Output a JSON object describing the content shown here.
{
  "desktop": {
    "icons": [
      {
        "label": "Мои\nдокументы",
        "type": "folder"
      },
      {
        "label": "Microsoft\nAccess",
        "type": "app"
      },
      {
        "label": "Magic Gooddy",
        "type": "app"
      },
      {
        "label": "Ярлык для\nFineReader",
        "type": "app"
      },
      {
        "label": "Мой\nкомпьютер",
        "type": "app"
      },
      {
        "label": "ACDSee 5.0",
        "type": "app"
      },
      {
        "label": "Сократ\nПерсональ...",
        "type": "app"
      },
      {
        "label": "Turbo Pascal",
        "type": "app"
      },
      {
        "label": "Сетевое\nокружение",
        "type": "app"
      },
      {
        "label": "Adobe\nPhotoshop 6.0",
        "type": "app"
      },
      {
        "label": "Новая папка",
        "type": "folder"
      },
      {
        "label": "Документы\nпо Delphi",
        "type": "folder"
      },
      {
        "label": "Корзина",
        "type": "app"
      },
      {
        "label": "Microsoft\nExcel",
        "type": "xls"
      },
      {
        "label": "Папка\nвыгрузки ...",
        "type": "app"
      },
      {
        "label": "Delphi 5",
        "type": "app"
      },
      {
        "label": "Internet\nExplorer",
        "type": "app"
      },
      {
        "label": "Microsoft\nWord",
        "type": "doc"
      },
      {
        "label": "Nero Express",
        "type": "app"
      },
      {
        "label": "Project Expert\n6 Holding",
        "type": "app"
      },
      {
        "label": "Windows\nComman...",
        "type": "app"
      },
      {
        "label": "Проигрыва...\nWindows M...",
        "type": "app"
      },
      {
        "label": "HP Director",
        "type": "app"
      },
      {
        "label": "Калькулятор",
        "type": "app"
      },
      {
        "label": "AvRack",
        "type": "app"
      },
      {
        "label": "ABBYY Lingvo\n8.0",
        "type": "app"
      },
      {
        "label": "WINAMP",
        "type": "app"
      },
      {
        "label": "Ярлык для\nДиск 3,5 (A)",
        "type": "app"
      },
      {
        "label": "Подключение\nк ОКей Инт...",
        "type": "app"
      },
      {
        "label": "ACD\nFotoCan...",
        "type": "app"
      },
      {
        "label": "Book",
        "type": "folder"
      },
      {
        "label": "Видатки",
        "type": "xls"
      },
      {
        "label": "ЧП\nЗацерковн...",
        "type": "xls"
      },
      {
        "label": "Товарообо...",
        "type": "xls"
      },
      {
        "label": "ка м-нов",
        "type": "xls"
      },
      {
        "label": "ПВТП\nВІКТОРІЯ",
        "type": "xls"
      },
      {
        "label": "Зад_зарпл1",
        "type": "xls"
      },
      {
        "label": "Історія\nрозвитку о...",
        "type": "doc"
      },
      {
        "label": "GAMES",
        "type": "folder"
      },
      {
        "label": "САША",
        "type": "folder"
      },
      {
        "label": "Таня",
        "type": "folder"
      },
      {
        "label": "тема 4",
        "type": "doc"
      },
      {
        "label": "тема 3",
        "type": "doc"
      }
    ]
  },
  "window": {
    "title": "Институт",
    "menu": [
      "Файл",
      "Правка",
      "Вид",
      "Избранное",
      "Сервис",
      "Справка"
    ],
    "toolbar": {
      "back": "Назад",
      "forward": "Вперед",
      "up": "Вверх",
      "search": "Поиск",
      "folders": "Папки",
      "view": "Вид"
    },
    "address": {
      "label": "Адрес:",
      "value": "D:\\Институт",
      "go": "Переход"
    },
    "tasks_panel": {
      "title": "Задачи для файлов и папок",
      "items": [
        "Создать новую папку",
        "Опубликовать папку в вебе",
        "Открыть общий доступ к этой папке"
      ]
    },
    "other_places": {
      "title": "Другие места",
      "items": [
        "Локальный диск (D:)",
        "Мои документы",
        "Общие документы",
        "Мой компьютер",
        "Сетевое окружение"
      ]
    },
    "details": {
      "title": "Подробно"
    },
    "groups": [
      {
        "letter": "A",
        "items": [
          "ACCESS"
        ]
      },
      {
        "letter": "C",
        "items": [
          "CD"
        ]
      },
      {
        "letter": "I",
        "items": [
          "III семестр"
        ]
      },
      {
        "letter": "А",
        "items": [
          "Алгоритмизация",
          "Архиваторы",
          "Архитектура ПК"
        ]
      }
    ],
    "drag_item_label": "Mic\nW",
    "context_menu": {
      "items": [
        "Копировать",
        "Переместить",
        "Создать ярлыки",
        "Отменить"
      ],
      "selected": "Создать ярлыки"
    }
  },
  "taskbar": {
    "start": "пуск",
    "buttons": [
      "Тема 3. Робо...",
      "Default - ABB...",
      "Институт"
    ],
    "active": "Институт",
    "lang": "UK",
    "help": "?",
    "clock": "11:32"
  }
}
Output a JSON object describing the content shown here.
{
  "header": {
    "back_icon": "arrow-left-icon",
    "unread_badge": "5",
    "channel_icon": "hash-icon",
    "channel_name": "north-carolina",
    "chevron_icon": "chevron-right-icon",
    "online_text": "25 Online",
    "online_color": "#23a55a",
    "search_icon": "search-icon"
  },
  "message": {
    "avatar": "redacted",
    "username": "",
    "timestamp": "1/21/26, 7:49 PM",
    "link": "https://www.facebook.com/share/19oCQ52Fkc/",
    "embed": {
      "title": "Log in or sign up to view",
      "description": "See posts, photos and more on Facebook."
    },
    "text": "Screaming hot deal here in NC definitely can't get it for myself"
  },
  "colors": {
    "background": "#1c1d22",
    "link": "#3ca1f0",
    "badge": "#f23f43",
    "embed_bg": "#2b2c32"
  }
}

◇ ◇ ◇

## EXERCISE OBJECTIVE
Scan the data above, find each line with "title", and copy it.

## FINAL ANSWER
    "title": "Институт",
      "title": "Задачи для файлов и папок",
      "title": "Другие места",
      "title": "Подробно"
      "title": "Log in or sign up to view",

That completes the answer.